The tradition of the wedding cake dates back to Roman times, when the groom broke a barley cake over the bride's head to symbolize the end of her chastity. Today's more elaborate multi-tiered wedding cakes have both symbolic (and practical) meanings.
The now-classic three-layer or three-tiered wedding cakes date back to Victorian England, and were chiefly reserved for royalty. But, wedding cakes have had some symbolic meaning for centuries, including chastity, bounty and prosperity.
One tradition maintains that the top tier, or layer, of the wedding cake symbolizes the couple, that the bottom tier symbolizes the couple as a family, and the middle tier (or tiers) symbolize the child or children they hope to welcome to the family.
The Top Tier: Anniversary or Christening Layer?
While a widely-known tradition is saving the top layer of wedding cake in the freezer for the first anniversary, the original intent of saving the top layer differed. Before the widespread use of birth control, the top tier frequently was saved for the christening of the first child, which often arrived within a year of marriage.
The more recent (and non-symbolic) tradition of the three tiers is to use the bottom tier for eating at the reception, the middle tier to distribute as gifts and souvenirs, and to save the top tier for a first anniversary.

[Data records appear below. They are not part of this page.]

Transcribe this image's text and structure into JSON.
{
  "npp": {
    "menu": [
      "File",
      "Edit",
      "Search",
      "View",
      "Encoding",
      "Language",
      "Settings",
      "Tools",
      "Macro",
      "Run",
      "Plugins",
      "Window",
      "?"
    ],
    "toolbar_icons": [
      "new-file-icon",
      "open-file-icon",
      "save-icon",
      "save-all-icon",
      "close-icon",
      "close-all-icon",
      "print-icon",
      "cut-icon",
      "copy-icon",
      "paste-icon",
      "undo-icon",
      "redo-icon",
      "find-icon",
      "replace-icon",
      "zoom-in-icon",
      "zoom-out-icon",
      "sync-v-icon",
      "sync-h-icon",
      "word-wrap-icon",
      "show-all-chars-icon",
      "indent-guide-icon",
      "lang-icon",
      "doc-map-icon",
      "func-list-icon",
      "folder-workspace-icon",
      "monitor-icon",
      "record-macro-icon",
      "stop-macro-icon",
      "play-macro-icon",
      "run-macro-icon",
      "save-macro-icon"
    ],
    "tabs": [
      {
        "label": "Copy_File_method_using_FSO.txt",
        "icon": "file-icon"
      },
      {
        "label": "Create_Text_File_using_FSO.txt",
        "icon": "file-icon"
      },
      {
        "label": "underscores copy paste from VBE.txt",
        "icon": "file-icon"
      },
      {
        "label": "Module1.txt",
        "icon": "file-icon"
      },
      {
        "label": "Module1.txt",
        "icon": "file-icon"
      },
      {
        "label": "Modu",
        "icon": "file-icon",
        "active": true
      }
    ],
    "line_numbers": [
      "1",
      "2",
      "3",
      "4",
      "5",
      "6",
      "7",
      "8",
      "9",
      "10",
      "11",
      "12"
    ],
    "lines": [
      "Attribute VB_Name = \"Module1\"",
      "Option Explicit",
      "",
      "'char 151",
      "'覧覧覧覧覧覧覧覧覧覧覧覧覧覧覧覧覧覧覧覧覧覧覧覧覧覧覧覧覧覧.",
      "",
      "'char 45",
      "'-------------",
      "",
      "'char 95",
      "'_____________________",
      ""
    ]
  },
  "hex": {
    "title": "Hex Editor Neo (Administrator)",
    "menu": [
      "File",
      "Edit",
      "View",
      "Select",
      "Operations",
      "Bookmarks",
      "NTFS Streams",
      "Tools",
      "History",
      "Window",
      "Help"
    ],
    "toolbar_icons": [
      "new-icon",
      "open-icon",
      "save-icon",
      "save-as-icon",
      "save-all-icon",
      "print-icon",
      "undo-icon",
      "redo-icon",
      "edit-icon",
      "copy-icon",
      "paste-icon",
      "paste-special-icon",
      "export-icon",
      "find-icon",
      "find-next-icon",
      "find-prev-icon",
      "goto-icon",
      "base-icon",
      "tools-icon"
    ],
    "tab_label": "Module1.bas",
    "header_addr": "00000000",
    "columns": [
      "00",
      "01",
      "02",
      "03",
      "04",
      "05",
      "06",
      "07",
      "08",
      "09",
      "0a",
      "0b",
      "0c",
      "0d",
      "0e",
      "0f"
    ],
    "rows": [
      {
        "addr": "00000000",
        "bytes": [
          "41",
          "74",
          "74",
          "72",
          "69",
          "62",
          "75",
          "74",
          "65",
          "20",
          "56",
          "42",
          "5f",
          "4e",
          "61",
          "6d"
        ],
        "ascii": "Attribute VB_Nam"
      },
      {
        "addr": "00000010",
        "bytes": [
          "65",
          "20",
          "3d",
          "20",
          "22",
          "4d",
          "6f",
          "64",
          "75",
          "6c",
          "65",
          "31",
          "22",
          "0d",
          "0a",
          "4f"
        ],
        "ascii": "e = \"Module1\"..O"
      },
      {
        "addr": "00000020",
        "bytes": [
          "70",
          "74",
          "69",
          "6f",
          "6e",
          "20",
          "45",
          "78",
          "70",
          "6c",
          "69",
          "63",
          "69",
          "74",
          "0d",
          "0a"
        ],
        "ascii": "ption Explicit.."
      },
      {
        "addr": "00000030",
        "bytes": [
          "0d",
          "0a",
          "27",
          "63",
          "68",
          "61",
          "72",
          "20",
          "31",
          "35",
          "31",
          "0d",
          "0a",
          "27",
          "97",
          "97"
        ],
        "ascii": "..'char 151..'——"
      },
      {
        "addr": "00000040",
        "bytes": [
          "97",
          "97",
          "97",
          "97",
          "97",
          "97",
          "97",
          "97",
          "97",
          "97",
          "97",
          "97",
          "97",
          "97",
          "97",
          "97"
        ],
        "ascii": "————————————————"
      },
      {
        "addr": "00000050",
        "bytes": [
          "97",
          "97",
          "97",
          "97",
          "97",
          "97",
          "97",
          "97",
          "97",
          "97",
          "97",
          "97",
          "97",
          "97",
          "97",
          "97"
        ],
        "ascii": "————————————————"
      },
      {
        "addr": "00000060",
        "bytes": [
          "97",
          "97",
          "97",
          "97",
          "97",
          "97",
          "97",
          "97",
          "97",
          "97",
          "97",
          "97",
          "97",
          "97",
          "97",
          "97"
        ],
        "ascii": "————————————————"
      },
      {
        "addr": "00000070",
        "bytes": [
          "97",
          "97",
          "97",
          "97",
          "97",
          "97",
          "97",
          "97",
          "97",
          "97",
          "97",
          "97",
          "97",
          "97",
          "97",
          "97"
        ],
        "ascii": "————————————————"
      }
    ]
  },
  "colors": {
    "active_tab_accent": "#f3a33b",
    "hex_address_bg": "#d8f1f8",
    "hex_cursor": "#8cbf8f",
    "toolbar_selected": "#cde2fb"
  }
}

Since 2005, Elly Turner's articles, essays, reviews and interviews have appeared regularly online and in print publications such as "Risen" and "Good News" magazines. She also has an essay in "The Philosophy of Sherlock Holmes" from the University Press of Kentucky. She holds a Master of Arts in theological studies from Asbury Theological Seminary.